You changed the very nature of the Internet, in order to save it - reminds me of something a previous President said - he had to violate free market principles to save the free market... And oh how you all laughed when he said it, now you borrowed his logic.

Comment: Re: Are these the Germans... (Score 1) 189 189

The conclusion was the Microsoft was a bit off with the numbers in its calculations, 17 million is way too low, that would only be the cost to upgrade from NT to XP with upgrade licenses. It doesn't include the cost for new hardware, the hours spend to upgrade, and more importantly the cost to upgrade to newer version of Windows since XP is no longer supported.
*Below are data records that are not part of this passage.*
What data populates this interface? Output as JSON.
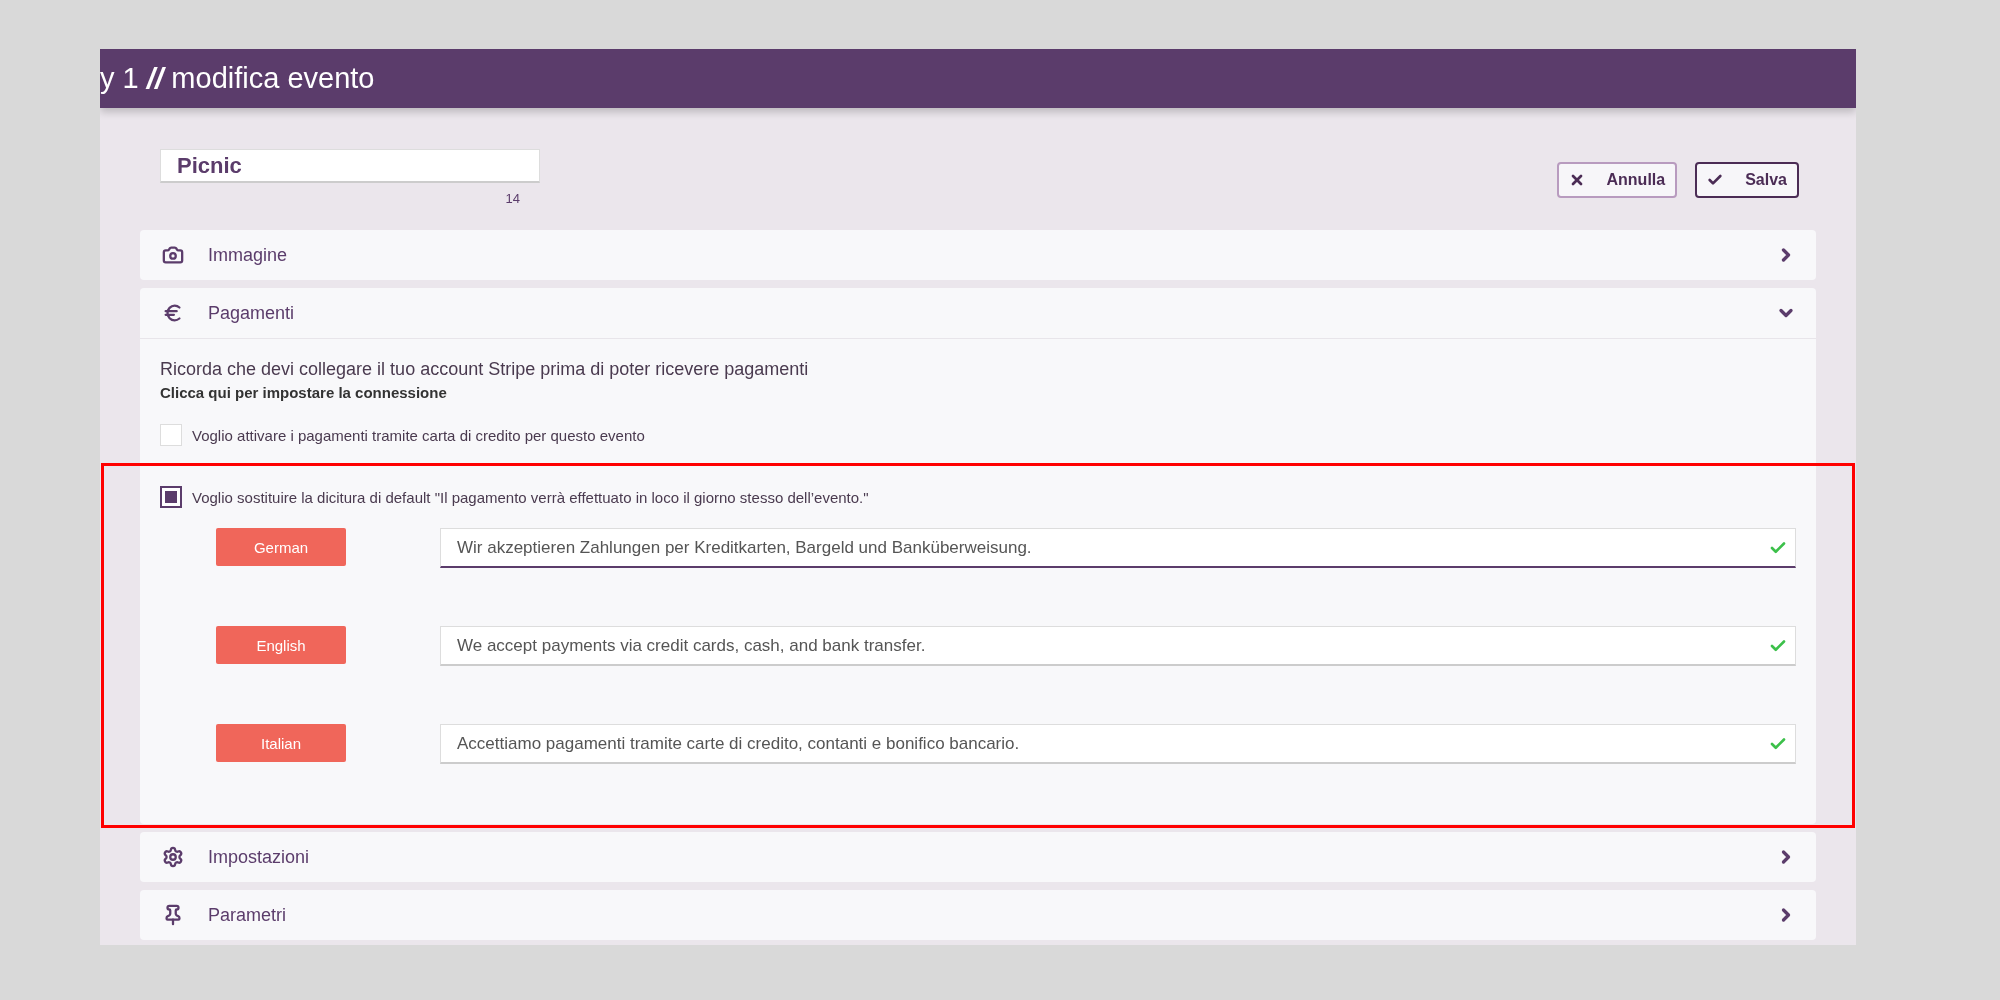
{
  "header": {
    "breadcrumb": "y 1",
    "separator": "//",
    "page": "modifica evento"
  },
  "name_field": {
    "value": "Picnic",
    "counter": "14"
  },
  "buttons": [
    {
      "kind": "cancel",
      "label": "Annulla"
    },
    {
      "kind": "save",
      "label": "Salva"
    }
  ],
  "sections": [
    {
      "kind": "image",
      "title": "Immagine",
      "expanded": false
    },
    {
      "kind": "payments",
      "title": "Pagamenti",
      "expanded": true
    },
    {
      "kind": "settings",
      "title": "Impostazioni",
      "expanded": false
    },
    {
      "kind": "parameters",
      "title": "Parametri",
      "expanded": false
    }
  ],
  "payments": {
    "notice": "Ricorda che devi collegare il tuo account Stripe prima di poter ricevere pagamenti",
    "link": "Clicca qui per impostare la connessione",
    "card_option": {
      "label": "Voglio attivare i pagamenti tramite carta di credito per questo evento",
      "checked": false
    },
    "replace_option": {
      "label": "Voglio sostituire la dicitura di default \"Il pagamento verrà effettuato in loco il giorno stesso dell’evento.\"",
      "checked": true
    },
    "translations": [
      {
        "language": "German",
        "text": "Wir akzeptieren Zahlungen per Kreditkarten, Bargeld und Banküberweisung.",
        "focused": true,
        "valid": true
      },
      {
        "language": "English",
        "text": "We accept payments via credit cards, cash, and bank transfer.",
        "focused": false,
        "valid": true
      },
      {
        "language": "Italian",
        "text": "Accettiamo pagamenti tramite carte di credito, contanti e bonifico bancario.",
        "focused": false,
        "valid": true
      }
    ]
  },
  "highlight": {
    "shown": true
  }
}
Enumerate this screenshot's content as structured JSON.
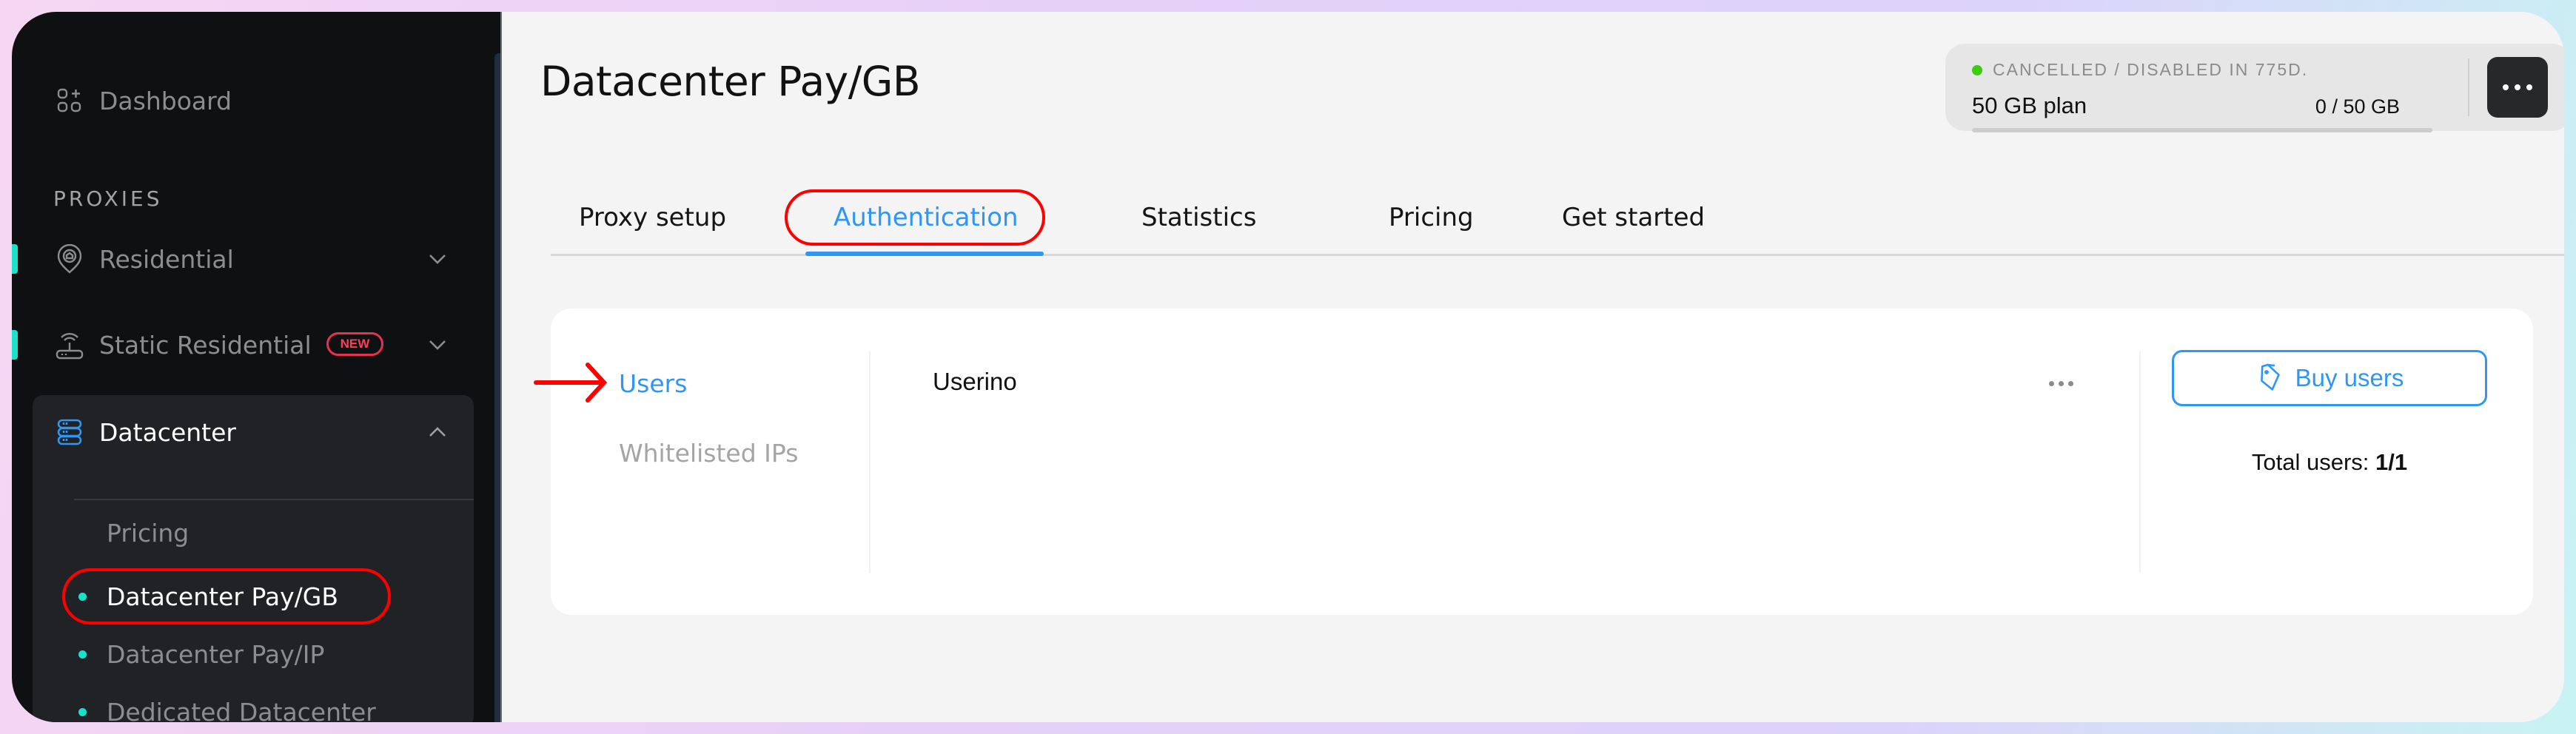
{
  "sidebar": {
    "dashboard_label": "Dashboard",
    "section_label": "PROXIES",
    "items": [
      {
        "label": "Residential",
        "icon": "location-home-icon",
        "expanded": false
      },
      {
        "label": "Static Residential",
        "icon": "router-icon",
        "badge": "NEW",
        "expanded": false
      },
      {
        "label": "Datacenter",
        "icon": "server-icon",
        "expanded": true
      }
    ],
    "datacenter_children": [
      {
        "label": "Pricing",
        "dot": false
      },
      {
        "label": "Datacenter Pay/GB",
        "dot": true,
        "active": true
      },
      {
        "label": "Datacenter Pay/IP",
        "dot": true
      },
      {
        "label": "Dedicated Datacenter",
        "dot": true
      }
    ]
  },
  "header": {
    "title": "Datacenter Pay/GB",
    "plan": {
      "status": "CANCELLED / DISABLED IN 775D.",
      "status_color": "#3dcb13",
      "name": "50 GB plan",
      "usage": "0 / 50 GB",
      "usage_used_gb": 0,
      "usage_total_gb": 50,
      "menu_icon": "more-horizontal-icon"
    }
  },
  "tabs": [
    {
      "label": "Proxy setup"
    },
    {
      "label": "Authentication",
      "active": true
    },
    {
      "label": "Statistics"
    },
    {
      "label": "Pricing"
    },
    {
      "label": "Get started"
    }
  ],
  "auth": {
    "nav": [
      {
        "label": "Users",
        "active": true
      },
      {
        "label": "Whitelisted IPs",
        "active": false
      }
    ],
    "users": [
      {
        "name": "Userino"
      }
    ],
    "buy_button_label": "Buy users",
    "total_users_label": "Total users:",
    "total_users_value": "1/1"
  },
  "colors": {
    "accent": "#2f96f4",
    "annotation": "#ff0000",
    "sidebar_bg": "#0f1012",
    "teal": "#17e3cb",
    "new_badge": "#ff3d58"
  }
}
You don't have any experience with Microsoft corporate licensing, do you?

Microsoft doesn't have different license prices for different desktop OSes, they only offer licenses for current OSes, with downgrade rights to the previous version or two. For example, a desktop license sold today would cover Windows 8.1, with downgrade rights to Windows 7 (and maybe Vista). That same license, sold today (June 23rd, 2015) would entitle the purchaser to upgrade to Windows 10 after July 29th, or keep running Win 8.1, and Win 7 (but maybe not Vista).

I can't speak to hardware upgrade costs, I assume the City of Munich has refreshed their hardware once or twice during this ten year experiment, and I further assume some portion of their current desktops could support Win 8.1 currently, some could probably be upgraded to support Win 8.2, and still some others would need to be replaced.

When you sign an agreement with MS, you are licensing the software for a 12 month period - in education,the environment I'm familiar with, an annual desktop license is about $35/yr, and includes not only the current desktop OS but also the current MS Office version, with downgrade rights for both. I would assume a commercial desktop license to run about twice that number, but that is just a guess.

Comment: Re: Equality (Score 1) 490 490

Hillary Clinton has been found to pay women less than men.

The math of the so-called 'gender pay gap' is calculated one way (add up the salaries of all women and all men, then divide each by the number of working women and men (respectively)) yet used to prove a completely different point, pretending the previous calculation considered the work done by each, the experience of each, etc. when that is *clearly* not what the study cited did.

BTW - we have had equal pay laws for decades - anyone that can prove a gender pay bias has a case they can take to the EEOC and get justice... The famous Lily Ledbetter bill Democrats claimed was to help eliminate the pay gap merely extended the statute of limitations of the *existing* laws...

Comment: Re: Are these the Germans... (Score 1) 189 189

Except "those Germans" that thought going to Linux would save them a ton of money are now going back to Windows. Apparently they found the investment involved in maintaining a 'free' operating environment too much work/too expensive.


Comment: Re: This would never have happened under Hitler! (Score 3, Informative) 189 189

Uh, check your history - the German government used many of what were called at the time computers to keep track of their progress on certain 'projects'. IBM supplied the machinery...

It was punched card tabulators, sorters, and printers, but they were programmed (arranged/wired) to perform calculations.

You can do this in a number of ways. IBM chose to do all of them. Why do you find that funny? -- D. Taylor, Computer Science 350